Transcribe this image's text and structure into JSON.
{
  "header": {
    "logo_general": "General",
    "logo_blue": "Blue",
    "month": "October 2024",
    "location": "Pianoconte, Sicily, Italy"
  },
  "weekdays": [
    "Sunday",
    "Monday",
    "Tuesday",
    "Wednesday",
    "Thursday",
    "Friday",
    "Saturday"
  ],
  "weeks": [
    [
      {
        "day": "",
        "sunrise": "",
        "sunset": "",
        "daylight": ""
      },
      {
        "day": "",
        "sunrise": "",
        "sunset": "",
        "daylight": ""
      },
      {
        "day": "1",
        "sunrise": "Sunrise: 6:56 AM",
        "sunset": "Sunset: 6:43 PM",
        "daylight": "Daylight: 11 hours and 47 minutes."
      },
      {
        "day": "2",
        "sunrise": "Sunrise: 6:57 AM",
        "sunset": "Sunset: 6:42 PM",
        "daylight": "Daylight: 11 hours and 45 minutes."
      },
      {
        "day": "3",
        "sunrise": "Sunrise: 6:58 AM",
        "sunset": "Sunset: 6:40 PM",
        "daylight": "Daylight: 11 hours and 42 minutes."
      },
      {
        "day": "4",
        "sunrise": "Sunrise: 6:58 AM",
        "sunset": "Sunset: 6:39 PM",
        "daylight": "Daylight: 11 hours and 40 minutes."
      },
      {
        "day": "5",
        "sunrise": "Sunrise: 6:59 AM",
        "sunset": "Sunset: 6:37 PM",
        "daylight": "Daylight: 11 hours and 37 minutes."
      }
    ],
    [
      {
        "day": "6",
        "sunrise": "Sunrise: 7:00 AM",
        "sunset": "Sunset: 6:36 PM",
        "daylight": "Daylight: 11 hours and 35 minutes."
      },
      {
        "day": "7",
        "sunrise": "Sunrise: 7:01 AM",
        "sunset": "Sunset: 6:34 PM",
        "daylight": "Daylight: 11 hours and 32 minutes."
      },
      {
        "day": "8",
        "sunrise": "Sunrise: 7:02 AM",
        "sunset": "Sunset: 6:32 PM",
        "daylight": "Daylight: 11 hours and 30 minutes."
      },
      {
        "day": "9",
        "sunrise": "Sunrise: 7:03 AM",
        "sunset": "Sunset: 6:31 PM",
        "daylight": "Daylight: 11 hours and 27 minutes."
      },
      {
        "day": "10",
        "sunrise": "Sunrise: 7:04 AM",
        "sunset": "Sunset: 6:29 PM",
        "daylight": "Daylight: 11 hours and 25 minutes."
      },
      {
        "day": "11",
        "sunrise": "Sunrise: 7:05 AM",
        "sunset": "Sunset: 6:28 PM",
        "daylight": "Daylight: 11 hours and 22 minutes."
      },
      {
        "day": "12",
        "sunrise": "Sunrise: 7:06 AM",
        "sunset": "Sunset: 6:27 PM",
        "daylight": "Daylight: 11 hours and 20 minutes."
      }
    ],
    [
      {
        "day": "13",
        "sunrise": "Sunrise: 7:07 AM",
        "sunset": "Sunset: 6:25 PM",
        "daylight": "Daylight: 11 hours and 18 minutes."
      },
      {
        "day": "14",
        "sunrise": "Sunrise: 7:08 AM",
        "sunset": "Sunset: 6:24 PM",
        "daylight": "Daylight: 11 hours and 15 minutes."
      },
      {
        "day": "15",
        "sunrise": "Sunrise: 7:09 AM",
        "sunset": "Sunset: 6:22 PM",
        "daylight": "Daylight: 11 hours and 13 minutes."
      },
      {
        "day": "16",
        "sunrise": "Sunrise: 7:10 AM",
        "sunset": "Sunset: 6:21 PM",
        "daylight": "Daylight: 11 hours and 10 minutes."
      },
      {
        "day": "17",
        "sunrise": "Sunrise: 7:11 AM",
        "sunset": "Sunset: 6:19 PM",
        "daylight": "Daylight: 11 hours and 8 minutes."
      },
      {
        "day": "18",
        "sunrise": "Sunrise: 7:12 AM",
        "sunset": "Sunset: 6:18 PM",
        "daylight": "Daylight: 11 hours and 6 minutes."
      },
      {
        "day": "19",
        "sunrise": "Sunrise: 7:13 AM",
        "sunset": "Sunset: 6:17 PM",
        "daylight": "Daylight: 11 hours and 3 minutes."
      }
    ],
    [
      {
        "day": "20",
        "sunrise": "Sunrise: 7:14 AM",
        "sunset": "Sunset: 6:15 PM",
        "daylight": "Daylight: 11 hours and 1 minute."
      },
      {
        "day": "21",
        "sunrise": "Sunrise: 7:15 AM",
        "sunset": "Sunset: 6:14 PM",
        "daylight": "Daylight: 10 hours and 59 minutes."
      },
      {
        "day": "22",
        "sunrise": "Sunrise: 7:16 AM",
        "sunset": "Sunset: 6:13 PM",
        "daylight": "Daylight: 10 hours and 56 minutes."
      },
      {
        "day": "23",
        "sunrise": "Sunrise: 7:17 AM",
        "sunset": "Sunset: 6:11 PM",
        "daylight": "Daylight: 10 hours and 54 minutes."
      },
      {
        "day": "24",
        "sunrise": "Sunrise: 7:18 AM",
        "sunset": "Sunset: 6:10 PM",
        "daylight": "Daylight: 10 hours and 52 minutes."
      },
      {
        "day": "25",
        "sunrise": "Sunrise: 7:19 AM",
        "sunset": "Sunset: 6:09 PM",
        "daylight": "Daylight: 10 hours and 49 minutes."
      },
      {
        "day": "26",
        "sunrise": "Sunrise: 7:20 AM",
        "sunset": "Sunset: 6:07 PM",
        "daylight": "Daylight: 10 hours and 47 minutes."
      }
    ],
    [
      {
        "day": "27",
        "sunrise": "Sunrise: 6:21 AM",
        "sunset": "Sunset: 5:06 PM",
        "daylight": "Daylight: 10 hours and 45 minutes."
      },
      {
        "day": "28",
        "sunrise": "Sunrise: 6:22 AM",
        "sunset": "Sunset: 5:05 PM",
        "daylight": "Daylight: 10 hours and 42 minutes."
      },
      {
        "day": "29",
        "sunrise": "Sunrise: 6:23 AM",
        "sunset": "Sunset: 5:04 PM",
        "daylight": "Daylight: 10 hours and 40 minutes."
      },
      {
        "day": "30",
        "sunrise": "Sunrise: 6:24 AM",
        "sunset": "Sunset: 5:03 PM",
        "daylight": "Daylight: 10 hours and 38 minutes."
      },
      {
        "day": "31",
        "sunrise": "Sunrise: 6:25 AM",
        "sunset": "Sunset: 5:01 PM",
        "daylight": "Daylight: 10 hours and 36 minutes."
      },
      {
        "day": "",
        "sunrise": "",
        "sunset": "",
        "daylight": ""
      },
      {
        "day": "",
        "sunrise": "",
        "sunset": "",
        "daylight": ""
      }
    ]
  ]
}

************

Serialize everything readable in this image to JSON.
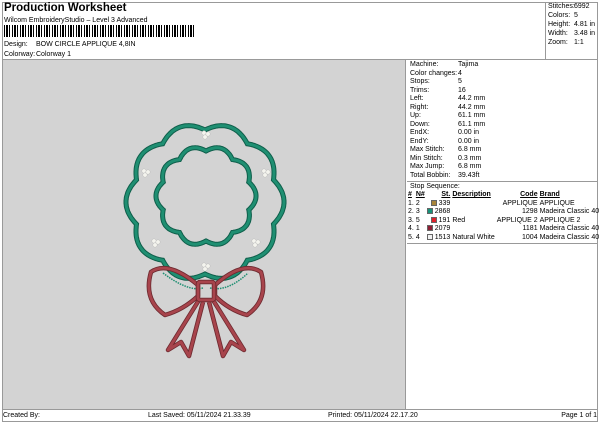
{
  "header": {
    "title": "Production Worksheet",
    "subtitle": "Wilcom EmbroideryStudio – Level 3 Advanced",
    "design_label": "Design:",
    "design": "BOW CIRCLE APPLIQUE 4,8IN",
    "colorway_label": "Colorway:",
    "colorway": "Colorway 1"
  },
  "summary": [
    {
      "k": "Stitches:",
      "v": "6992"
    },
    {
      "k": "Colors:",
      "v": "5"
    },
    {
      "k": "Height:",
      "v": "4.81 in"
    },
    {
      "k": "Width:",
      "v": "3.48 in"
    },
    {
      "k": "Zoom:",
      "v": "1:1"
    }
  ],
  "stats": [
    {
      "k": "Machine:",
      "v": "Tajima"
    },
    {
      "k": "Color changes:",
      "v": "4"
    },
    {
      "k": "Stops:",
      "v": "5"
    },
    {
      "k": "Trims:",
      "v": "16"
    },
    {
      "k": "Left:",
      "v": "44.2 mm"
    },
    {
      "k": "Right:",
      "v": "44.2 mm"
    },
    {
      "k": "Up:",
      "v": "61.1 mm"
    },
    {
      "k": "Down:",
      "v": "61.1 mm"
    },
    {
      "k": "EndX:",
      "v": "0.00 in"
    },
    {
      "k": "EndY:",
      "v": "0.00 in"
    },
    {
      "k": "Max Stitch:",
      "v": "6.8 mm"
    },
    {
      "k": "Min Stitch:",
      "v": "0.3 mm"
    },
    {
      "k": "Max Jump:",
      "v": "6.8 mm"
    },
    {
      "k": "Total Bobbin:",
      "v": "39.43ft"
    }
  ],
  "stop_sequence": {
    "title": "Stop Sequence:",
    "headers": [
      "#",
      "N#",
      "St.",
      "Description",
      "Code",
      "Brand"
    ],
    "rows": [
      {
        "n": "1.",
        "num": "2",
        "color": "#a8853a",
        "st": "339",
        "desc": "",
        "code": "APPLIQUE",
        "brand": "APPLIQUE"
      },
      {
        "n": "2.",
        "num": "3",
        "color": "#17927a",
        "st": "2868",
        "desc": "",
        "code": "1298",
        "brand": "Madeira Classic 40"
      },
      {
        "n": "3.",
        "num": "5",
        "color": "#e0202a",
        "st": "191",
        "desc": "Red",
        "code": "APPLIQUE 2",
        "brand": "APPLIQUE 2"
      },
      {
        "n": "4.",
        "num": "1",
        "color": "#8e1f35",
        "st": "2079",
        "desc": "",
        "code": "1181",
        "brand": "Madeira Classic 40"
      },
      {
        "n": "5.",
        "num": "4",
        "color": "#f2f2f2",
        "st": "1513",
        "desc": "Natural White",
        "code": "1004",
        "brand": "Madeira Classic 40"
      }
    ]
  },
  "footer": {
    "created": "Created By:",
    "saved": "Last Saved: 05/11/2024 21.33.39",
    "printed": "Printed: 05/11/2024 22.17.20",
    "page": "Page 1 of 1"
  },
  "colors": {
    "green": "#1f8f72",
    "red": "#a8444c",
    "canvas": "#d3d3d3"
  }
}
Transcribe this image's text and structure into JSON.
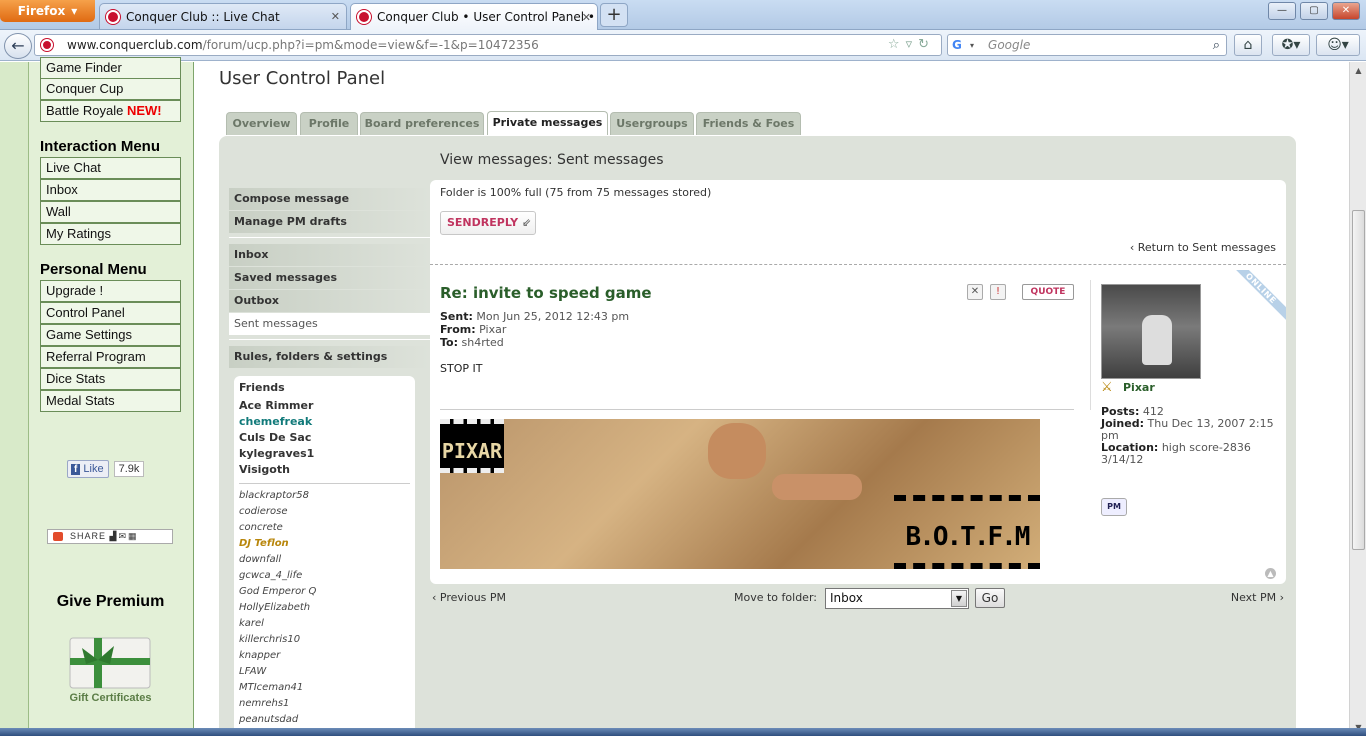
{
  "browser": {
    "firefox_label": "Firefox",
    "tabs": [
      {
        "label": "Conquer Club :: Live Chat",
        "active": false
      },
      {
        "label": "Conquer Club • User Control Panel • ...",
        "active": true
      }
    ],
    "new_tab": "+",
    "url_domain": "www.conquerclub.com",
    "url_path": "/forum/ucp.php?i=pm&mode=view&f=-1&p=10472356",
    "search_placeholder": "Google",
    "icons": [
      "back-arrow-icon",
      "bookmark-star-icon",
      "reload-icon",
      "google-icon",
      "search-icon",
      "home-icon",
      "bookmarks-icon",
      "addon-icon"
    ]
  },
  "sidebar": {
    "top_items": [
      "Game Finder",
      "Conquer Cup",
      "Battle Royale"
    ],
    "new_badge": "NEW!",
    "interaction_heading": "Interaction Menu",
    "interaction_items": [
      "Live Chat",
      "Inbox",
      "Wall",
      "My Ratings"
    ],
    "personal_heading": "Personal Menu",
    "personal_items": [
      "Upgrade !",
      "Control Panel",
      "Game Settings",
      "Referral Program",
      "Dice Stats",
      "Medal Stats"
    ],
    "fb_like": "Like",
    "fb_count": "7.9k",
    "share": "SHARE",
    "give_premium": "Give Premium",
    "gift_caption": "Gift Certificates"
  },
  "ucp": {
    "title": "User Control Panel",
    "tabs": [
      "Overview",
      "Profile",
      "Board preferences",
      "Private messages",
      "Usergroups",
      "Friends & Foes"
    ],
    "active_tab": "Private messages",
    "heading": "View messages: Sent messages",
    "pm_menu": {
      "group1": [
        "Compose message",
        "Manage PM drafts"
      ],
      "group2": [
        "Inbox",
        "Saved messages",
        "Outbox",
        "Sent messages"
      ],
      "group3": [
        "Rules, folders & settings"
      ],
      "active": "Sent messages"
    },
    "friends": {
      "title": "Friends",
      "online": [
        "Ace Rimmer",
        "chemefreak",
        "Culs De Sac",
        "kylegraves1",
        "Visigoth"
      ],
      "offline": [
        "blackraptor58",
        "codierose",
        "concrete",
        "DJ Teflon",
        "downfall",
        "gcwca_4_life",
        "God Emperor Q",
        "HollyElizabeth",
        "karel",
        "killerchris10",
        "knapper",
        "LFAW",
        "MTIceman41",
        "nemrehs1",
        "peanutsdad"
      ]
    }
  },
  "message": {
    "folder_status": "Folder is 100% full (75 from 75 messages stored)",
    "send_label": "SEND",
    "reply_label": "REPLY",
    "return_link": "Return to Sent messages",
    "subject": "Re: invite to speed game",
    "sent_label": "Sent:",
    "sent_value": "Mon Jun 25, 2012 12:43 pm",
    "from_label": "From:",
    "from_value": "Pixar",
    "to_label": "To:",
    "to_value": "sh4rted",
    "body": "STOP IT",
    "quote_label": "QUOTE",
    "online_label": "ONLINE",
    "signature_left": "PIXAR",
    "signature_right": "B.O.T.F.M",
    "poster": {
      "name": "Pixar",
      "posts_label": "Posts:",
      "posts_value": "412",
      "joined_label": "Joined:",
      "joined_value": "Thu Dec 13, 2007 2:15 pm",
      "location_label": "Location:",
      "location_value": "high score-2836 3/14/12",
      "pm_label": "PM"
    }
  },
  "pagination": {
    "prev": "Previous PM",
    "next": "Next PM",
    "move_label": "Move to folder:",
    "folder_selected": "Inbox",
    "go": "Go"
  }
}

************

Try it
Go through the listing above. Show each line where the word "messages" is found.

Your solution
      "Private messages",
    "active_tab": "Private messages",
    "heading": "View messages: Sent messages",
        "Saved messages",
        "Sent messages"
      "active": "Sent messages"
    "folder_status": "Folder is 100% full (75 from 75 messages stored)",
    "return_link": "Return to Sent messages",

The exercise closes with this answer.